--- Directions for this task ---
Check each line below for the word "icon", and copy those that have it.

[Material to process — start]

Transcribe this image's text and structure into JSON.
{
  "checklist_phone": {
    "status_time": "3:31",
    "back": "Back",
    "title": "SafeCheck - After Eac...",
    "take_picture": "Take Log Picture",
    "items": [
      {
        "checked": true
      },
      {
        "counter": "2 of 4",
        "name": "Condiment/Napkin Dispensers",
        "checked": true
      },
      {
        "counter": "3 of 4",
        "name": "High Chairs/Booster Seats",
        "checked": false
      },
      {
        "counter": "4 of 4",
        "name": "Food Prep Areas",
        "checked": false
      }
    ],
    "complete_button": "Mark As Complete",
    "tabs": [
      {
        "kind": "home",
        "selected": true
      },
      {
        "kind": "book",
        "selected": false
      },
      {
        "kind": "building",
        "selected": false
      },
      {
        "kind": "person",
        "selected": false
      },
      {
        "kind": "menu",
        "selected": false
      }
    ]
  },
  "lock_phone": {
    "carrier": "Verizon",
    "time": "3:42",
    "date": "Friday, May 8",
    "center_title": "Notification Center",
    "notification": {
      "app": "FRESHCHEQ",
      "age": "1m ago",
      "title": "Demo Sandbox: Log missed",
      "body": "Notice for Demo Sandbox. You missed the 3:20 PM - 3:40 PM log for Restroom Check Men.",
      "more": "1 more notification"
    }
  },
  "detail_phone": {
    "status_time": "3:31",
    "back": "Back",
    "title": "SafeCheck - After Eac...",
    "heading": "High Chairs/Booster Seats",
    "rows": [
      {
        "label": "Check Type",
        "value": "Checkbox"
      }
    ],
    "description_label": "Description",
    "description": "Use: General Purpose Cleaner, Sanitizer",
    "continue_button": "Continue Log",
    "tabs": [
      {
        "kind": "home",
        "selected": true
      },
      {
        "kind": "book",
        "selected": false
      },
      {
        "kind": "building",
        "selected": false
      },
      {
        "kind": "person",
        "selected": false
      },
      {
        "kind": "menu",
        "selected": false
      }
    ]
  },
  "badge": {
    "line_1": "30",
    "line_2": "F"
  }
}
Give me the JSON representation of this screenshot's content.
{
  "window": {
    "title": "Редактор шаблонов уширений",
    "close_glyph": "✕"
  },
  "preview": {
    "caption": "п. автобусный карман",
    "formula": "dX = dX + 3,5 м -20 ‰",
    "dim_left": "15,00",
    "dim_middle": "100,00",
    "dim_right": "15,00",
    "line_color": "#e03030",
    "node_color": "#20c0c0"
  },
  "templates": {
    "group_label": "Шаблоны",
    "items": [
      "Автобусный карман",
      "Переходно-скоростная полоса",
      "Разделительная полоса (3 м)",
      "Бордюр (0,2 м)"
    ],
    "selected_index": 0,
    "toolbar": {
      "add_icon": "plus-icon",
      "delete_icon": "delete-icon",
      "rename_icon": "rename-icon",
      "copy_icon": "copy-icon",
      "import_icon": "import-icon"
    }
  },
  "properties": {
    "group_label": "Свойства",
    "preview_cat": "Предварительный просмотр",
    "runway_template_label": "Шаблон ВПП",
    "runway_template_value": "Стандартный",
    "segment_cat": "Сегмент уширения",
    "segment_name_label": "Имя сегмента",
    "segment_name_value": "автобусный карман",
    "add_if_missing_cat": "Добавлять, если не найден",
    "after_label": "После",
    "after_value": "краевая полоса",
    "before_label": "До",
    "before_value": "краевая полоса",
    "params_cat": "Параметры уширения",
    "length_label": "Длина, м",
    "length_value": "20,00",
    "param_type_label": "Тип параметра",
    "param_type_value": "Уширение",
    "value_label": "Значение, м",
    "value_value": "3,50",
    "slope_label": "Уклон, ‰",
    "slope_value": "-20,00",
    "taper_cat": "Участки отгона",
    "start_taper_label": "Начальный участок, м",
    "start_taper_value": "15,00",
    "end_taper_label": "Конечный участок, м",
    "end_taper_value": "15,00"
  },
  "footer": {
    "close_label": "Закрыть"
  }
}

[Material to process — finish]

--- Result ---
      "add_icon": "plus-icon",
      "delete_icon": "delete-icon",
      "rename_icon": "rename-icon",
      "copy_icon": "copy-icon",
      "import_icon": "import-icon"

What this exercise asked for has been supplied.